Segment Open

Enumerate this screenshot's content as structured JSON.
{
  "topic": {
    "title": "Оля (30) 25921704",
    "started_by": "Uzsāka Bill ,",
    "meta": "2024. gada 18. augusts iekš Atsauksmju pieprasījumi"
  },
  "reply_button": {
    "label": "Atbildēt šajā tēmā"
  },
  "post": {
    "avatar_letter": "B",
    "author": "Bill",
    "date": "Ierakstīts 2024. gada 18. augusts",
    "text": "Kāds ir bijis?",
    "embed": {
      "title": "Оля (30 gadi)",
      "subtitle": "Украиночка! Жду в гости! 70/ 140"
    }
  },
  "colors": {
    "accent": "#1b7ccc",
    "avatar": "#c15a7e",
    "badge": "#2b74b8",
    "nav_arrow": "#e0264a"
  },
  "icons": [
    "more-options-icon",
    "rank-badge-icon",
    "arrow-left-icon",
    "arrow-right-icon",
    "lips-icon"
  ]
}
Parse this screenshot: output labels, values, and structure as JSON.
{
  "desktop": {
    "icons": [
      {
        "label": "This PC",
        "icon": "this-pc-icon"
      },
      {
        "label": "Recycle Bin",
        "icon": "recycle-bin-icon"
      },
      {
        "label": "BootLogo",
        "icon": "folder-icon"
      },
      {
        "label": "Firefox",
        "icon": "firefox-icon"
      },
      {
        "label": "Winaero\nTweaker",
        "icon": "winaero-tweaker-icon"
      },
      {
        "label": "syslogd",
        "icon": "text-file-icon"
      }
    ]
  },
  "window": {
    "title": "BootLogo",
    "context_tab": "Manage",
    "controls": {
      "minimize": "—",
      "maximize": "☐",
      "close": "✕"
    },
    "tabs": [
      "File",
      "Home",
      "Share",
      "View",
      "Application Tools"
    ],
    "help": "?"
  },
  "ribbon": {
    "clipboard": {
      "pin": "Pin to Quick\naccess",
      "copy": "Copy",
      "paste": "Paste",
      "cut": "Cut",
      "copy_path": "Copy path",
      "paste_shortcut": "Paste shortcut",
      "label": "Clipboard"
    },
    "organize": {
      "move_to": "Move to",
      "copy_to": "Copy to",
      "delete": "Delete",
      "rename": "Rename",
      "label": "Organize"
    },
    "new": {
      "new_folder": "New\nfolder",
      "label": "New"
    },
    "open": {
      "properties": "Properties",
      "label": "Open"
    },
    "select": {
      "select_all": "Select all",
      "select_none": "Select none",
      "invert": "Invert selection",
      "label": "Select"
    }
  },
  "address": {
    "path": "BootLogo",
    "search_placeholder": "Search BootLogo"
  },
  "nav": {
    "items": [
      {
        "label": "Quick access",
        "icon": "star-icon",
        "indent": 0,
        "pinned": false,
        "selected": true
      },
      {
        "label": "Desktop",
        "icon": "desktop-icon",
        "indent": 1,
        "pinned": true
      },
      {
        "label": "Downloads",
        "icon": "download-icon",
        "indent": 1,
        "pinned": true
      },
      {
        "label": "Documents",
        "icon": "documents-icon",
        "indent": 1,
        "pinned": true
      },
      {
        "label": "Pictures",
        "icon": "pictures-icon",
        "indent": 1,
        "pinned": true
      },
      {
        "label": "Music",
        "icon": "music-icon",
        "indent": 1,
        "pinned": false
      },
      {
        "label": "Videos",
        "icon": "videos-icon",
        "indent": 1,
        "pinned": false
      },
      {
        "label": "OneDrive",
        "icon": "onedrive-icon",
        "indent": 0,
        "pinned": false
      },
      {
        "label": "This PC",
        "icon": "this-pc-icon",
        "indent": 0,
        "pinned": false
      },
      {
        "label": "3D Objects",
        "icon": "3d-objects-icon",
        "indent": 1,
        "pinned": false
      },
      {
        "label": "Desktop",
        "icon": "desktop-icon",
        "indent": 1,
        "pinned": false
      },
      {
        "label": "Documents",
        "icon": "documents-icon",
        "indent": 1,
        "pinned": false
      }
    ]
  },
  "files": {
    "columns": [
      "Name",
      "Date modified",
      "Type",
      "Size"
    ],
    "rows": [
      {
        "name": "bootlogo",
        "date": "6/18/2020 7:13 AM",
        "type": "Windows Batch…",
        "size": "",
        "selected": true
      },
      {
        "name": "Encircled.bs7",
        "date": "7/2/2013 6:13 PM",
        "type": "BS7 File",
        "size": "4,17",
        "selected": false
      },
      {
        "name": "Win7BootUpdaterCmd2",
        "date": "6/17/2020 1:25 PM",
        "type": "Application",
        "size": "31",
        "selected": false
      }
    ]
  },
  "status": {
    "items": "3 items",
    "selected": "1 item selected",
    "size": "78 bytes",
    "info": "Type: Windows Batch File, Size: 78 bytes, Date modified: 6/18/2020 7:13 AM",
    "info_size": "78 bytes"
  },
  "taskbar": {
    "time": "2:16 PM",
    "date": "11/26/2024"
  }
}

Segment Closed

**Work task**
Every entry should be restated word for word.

**Response to the task**
Enumerate this screenshot's content as structured JSON.
{
  "topic": {
    "title": "Оля (30) 25921704",
    "started_by": "Uzsāka Bill ,",
    "meta": "2024. gada 18. augusts iekš Atsauksmju pieprasījumi"
  },
  "reply_button": {
    "label": "Atbildēt šajā tēmā"
  },
  "post": {
    "avatar_letter": "B",
    "author": "Bill",
    "date": "Ierakstīts 2024. gada 18. augusts",
    "text": "Kāds ir bijis?",
    "embed": {
      "title": "Оля (30 gadi)",
      "subtitle": "Украиночка! Жду в гости! 70/ 140"
    }
  },
  "colors": {
    "accent": "#1b7ccc",
    "avatar": "#c15a7e",
    "badge": "#2b74b8",
    "nav_arrow": "#e0264a"
  },
  "icons": [
    "more-options-icon",
    "rank-badge-icon",
    "arrow-left-icon",
    "arrow-right-icon",
    "lips-icon"
  ]
}
Parse this screenshot: output labels, values, and structure as JSON.
{
  "desktop": {
    "icons": [
      {
        "label": "This PC",
        "icon": "this-pc-icon"
      },
      {
        "label": "Recycle Bin",
        "icon": "recycle-bin-icon"
      },
      {
        "label": "BootLogo",
        "icon": "folder-icon"
      },
      {
        "label": "Firefox",
        "icon": "firefox-icon"
      },
      {
        "label": "Winaero\nTweaker",
        "icon": "winaero-tweaker-icon"
      },
      {
        "label": "syslogd",
        "icon": "text-file-icon"
      }
    ]
  },
  "window": {
    "title": "BootLogo",
    "context_tab": "Manage",
    "controls": {
      "minimize": "—",
      "maximize": "☐",
      "close": "✕"
    },
    "tabs": [
      "File",
      "Home",
      "Share",
      "View",
      "Application Tools"
    ],
    "help": "?"
  },
  "ribbon": {
    "clipboard": {
      "pin": "Pin to Quick\naccess",
      "copy": "Copy",
      "paste": "Paste",
      "cut": "Cut",
      "copy_path": "Copy path",
      "paste_shortcut": "Paste shortcut",
      "label": "Clipboard"
    },
    "organize": {
      "move_to": "Move to",
      "copy_to": "Copy to",
      "delete": "Delete",
      "rename": "Rename",
      "label": "Organize"
    },
    "new": {
      "new_folder": "New\nfolder",
      "label": "New"
    },
    "open": {
      "properties": "Properties",
      "label": "Open"
    },
    "select": {
      "select_all": "Select all",
      "select_none": "Select none",
      "invert": "Invert selection",
      "label": "Select"
    }
  },
  "address": {
    "path": "BootLogo",
    "search_placeholder": "Search BootLogo"
  },
  "nav": {
    "items": [
      {
        "label": "Quick access",
        "icon": "star-icon",
        "indent": 0,
        "pinned": false,
        "selected": true
      },
      {
        "label": "Desktop",
        "icon": "desktop-icon",
        "indent": 1,
        "pinned": true
      },
      {
        "label": "Downloads",
        "icon": "download-icon",
        "indent": 1,
        "pinned": true
      },
      {
        "label": "Documents",
        "icon": "documents-icon",
        "indent": 1,
        "pinned": true
      },
      {
        "label": "Pictures",
        "icon": "pictures-icon",
        "indent": 1,
        "pinned": true
      },
      {
        "label": "Music",
        "icon": "music-icon",
        "indent": 1,
        "pinned": false
      },
      {
        "label": "Videos",
        "icon": "videos-icon",
        "indent": 1,
        "pinned": false
      },
      {
        "label": "OneDrive",
        "icon": "onedrive-icon",
        "indent": 0,
        "pinned": false
      },
      {
        "label": "This PC",
        "icon": "this-pc-icon",
        "indent": 0,
        "pinned": false
      },
      {
        "label": "3D Objects",
        "icon": "3d-objects-icon",
        "indent": 1,
        "pinned": false
      },
      {
        "label": "Desktop",
        "icon": "desktop-icon",
        "indent": 1,
        "pinned": false
      },
      {
        "label": "Documents",
        "icon": "documents-icon",
        "indent": 1,
        "pinned": false
      }
    ]
  },
  "files": {
    "columns": [
      "Name",
      "Date modified",
      "Type",
      "Size"
    ],
    "rows": [
      {
        "name": "bootlogo",
        "date": "6/18/2020 7:13 AM",
        "type": "Windows Batch…",
        "size": "",
        "selected": true
      },
      {
        "name": "Encircled.bs7",
        "date": "7/2/2013 6:13 PM",
        "type": "BS7 File",
        "size": "4,17",
        "selected": false
      },
      {
        "name": "Win7BootUpdaterCmd2",
        "date": "6/17/2020 1:25 PM",
        "type": "Application",
        "size": "31",
        "selected": false
      }
    ]
  },
  "status": {
    "items": "3 items",
    "selected": "1 item selected",
    "size": "78 bytes",
    "info": "Type: Windows Batch File, Size: 78 bytes, Date modified: 6/18/2020 7:13 AM",
    "info_size": "78 bytes"
  },
  "taskbar": {
    "time": "2:16 PM",
    "date": "11/26/2024"
  }
}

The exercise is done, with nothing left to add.